» **Description of the task**
Search the data for the word "chevron" and copy each line that has it.

» **Records**
####################

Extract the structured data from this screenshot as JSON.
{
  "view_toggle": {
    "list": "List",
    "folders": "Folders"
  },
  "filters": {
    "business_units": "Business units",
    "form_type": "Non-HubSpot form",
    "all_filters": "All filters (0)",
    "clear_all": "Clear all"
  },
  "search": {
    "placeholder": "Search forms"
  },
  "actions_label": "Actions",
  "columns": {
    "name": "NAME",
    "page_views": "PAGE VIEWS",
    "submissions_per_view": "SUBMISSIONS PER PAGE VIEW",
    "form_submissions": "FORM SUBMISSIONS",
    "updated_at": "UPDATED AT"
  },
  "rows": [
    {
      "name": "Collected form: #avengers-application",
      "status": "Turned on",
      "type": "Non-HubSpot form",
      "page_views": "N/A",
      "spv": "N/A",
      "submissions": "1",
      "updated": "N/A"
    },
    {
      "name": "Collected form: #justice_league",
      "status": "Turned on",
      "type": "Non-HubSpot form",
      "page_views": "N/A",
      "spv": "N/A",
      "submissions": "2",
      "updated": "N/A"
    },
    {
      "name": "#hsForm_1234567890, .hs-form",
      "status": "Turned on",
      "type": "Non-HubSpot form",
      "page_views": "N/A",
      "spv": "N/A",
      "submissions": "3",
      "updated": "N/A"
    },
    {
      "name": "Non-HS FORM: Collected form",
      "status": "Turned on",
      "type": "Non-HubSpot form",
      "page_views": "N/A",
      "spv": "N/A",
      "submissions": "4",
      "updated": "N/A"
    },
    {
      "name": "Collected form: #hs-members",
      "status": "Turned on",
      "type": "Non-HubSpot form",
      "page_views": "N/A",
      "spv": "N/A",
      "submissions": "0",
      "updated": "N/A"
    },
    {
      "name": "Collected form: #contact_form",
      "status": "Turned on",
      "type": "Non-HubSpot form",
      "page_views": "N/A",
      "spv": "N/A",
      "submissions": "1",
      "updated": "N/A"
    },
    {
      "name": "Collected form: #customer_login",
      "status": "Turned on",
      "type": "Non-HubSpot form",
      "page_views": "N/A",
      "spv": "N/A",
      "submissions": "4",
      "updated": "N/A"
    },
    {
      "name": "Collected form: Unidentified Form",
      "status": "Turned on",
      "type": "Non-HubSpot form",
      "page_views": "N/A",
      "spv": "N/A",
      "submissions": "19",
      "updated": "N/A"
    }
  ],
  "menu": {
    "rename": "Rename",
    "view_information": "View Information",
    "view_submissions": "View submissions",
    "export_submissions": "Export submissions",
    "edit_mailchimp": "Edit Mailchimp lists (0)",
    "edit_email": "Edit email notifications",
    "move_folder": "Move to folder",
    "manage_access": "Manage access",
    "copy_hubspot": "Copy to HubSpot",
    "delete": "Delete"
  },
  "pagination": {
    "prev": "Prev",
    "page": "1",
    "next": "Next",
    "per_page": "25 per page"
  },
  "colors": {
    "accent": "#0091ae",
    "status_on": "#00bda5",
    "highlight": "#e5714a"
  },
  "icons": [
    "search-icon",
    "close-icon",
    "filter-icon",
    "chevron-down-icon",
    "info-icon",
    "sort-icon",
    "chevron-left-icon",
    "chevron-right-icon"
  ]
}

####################

» **Answer box**
    "chevron-down-icon",
    "chevron-left-icon",
    "chevron-right-icon"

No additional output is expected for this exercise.